KO: I would add that the two of us are kind of relentless. Nothing’s ever done or good enough or finished. So even Salthouse is a great example of the very first project every single year, it closes and it’s like there’s a list. It’s like, how can we make this better? How can we do this differently? And I think that it’s so easy to rest on your laurels and you open something and you move on to the next thing. I think we’re always constantly revisiting, constantly pushing, constantly seeing how the markets are evolving, people are evolving. I think the way people have traveled has changed so much in the last few years post-Covid and just being able to kind of react to that. But I think it’s a constant pursuit for us, good and bad.
SSR: And everything in between.
SSR: What’s one thing people might not know about you?
DB: I think for me, it would be I am a fanatical music lover and adore, love, love, love any live performance of any type. I love huge vinyl collection and music is an escape.

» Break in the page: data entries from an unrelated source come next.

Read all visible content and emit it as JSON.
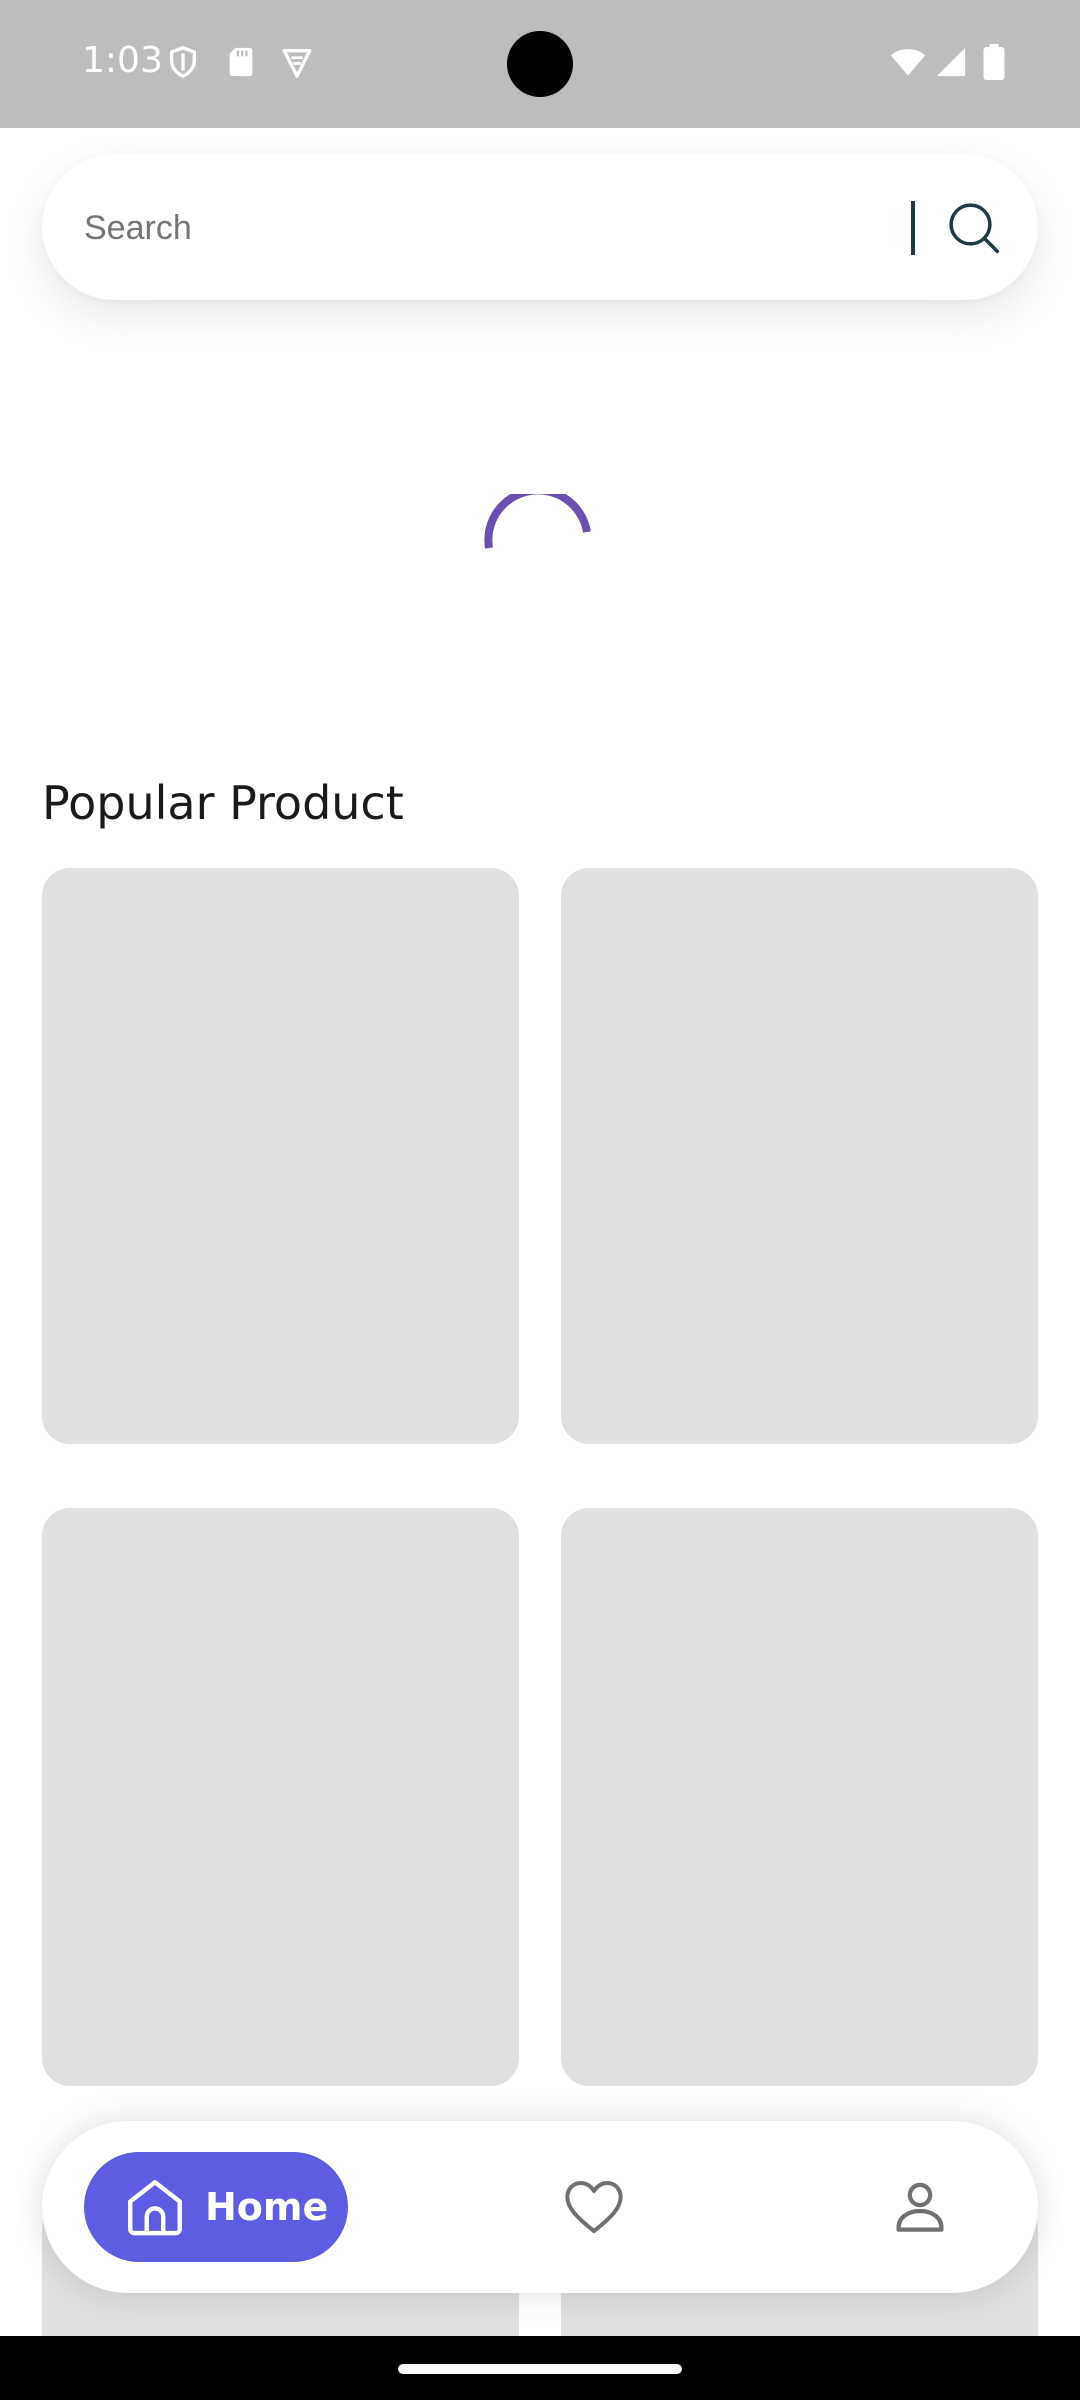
{
  "status_bar": {
    "time": "1:03",
    "icons": [
      "shield-icon",
      "sd-card-icon",
      "vpn-icon",
      "wifi-icon",
      "cell-signal-icon",
      "battery-icon"
    ]
  },
  "search": {
    "placeholder": "Search",
    "icon": "search-icon"
  },
  "loading": {
    "indicator": "loading-spinner",
    "color": "#6a4fb0"
  },
  "sections": {
    "popular_title": "Popular Product",
    "next_title": "",
    "placeholder_color": "#e0e0e0"
  },
  "bottom_nav": {
    "items": [
      {
        "label": "Home",
        "icon": "home-icon",
        "active": true
      },
      {
        "label": "",
        "icon": "heart-icon",
        "active": false
      },
      {
        "label": "",
        "icon": "profile-icon",
        "active": false
      }
    ],
    "accent": "#5e5ce0"
  }
}
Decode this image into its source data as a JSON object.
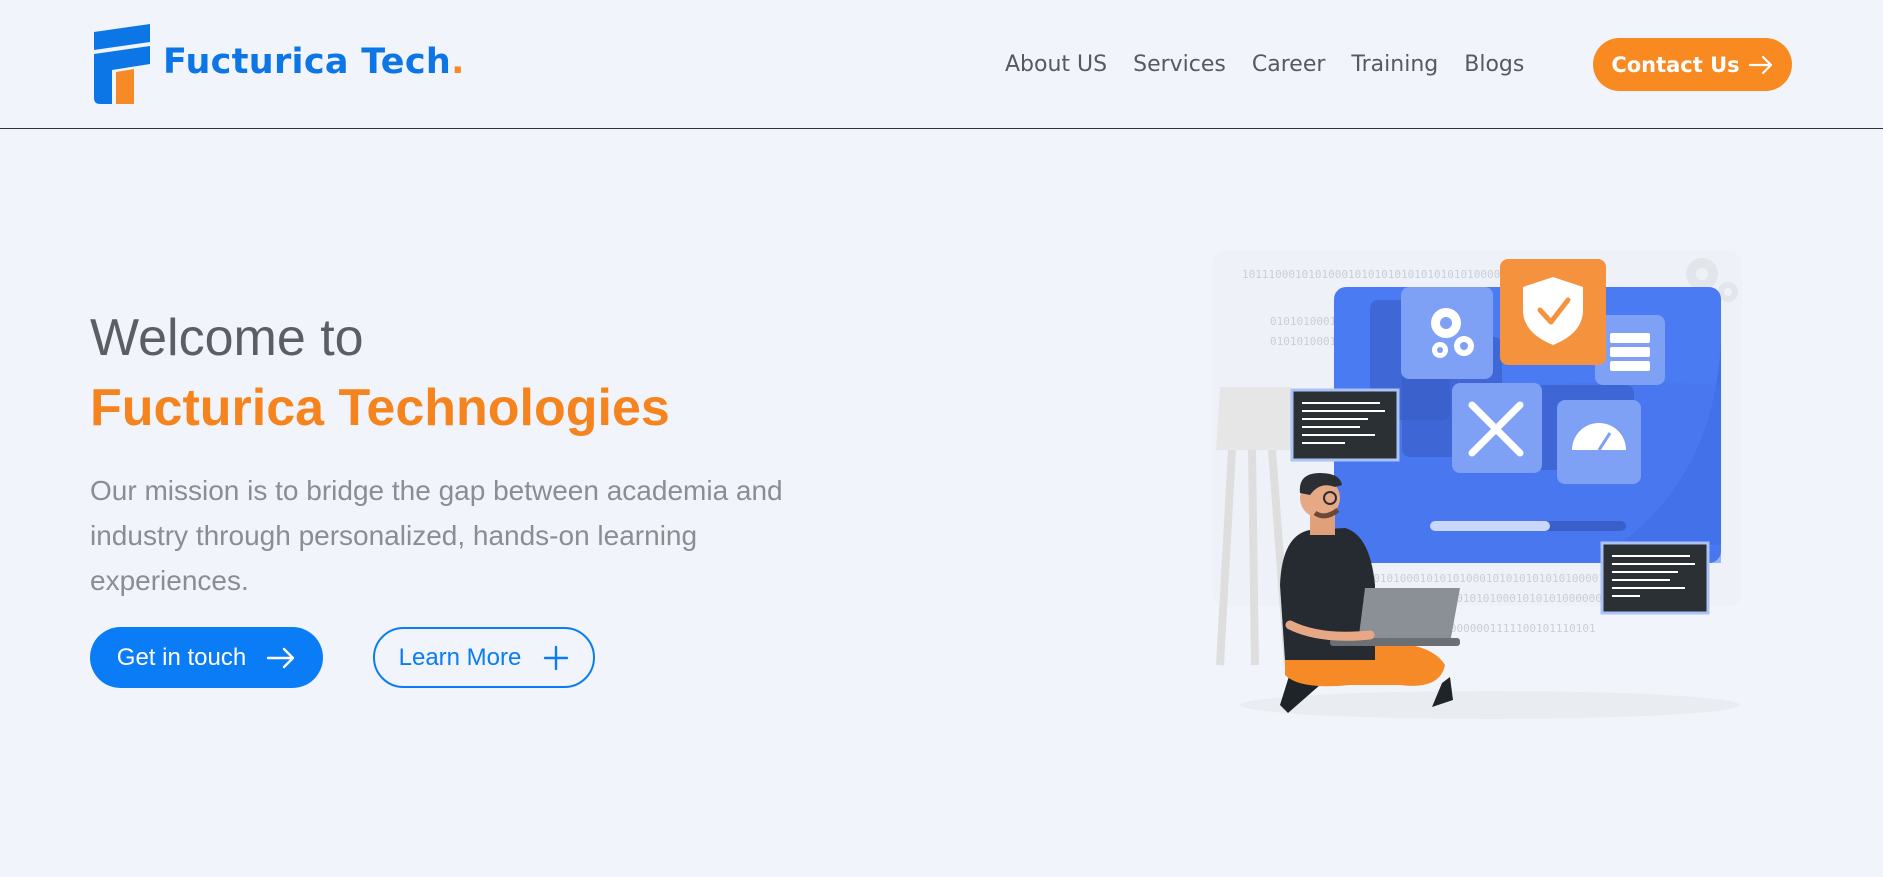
{
  "header": {
    "brand_text": "Fucturica Tech",
    "brand_dot": ".",
    "logo_icon": "fucturica-logo",
    "nav": [
      {
        "label": "About US"
      },
      {
        "label": "Services"
      },
      {
        "label": "Career"
      },
      {
        "label": "Training"
      },
      {
        "label": "Blogs"
      }
    ],
    "contact_label": "Contact Us",
    "contact_icon": "arrow-right-icon"
  },
  "hero": {
    "line1": "Welcome to",
    "line2": "Fucturica Technologies",
    "mission": "Our mission is to bridge the gap between academia and industry through personalized, hands-on learning experiences.",
    "primary_label": "Get in touch",
    "primary_icon": "arrow-right-icon",
    "secondary_label": "Learn More",
    "secondary_icon": "plus-icon",
    "illustration_binary": [
      "1011100010101000101010101010101010100000001111",
      "01010100010",
      "01010100010",
      "01010100010101010001010101010101000011101010100001",
      "010101000101010100010101010000001",
      "1000000001111100101110101"
    ]
  },
  "colors": {
    "brand_blue": "#0d76e6",
    "brand_orange": "#f58a26",
    "background": "#f1f5fb",
    "primary_button": "#0a7cf5",
    "contact_button": "#f98a22"
  }
}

SSR: Love it. Well, maybe Kevin, people didn’t know that you are into ceramics. Do you still make ceramics?
KO: I don’t. Unfortunately, no. That’s a good point. Most people don’t. No. I think it’s something I’ll come back to again at some point when I have time. It’s still something I’m passionate about. I think anything that I get my hands into. So cooking is a huge part of my life, ceramics, anything that I can kind of craft and create with my hands, that is when I’m most happy.
DB: Yeah. I don’t know if people know what a great chef you are.
KO: Thank you. And we finally got our dog.
SSR: You finally got the dog.Yeah. It came full circle. So what has been your greatest lesson or lessons learned along the way? I will start with you, Kevin.
KO: I think it is to follow your dreams and take those risks. I think when we started this craziness and doing this inn, it was kind of an overwhelming thing, but it’s been so wonderfully rewarding. And it’s like, take the time to get out of your comfort zone, that’s when growth happens. And I think it’s really scary for a lot of people, and I get it, especially going off and working on your own, but it can also be one of the most rewarding things.
SSR: Awesome. And David?
DB: I think it is learning from everyone. There is something to learn from everybody that you work with, that you work for, or that works for you, or that you come into contact with. And I think being a sponge and just taking as much as you can from all of those people around you is something that I’ve learned. I always love to learn, I still to this day focus on what can I learn every single day and who can teach me something. And I hope that never ends. And in our industry that is ever-changing, I think there’s always something new and never think that you know it all.
SSR: Yeah. Learn something new every day. Well, thank you both for spending this last hour with me. It’s been such a pleasure. Loved hearing your stories and hope to see you see you both soon.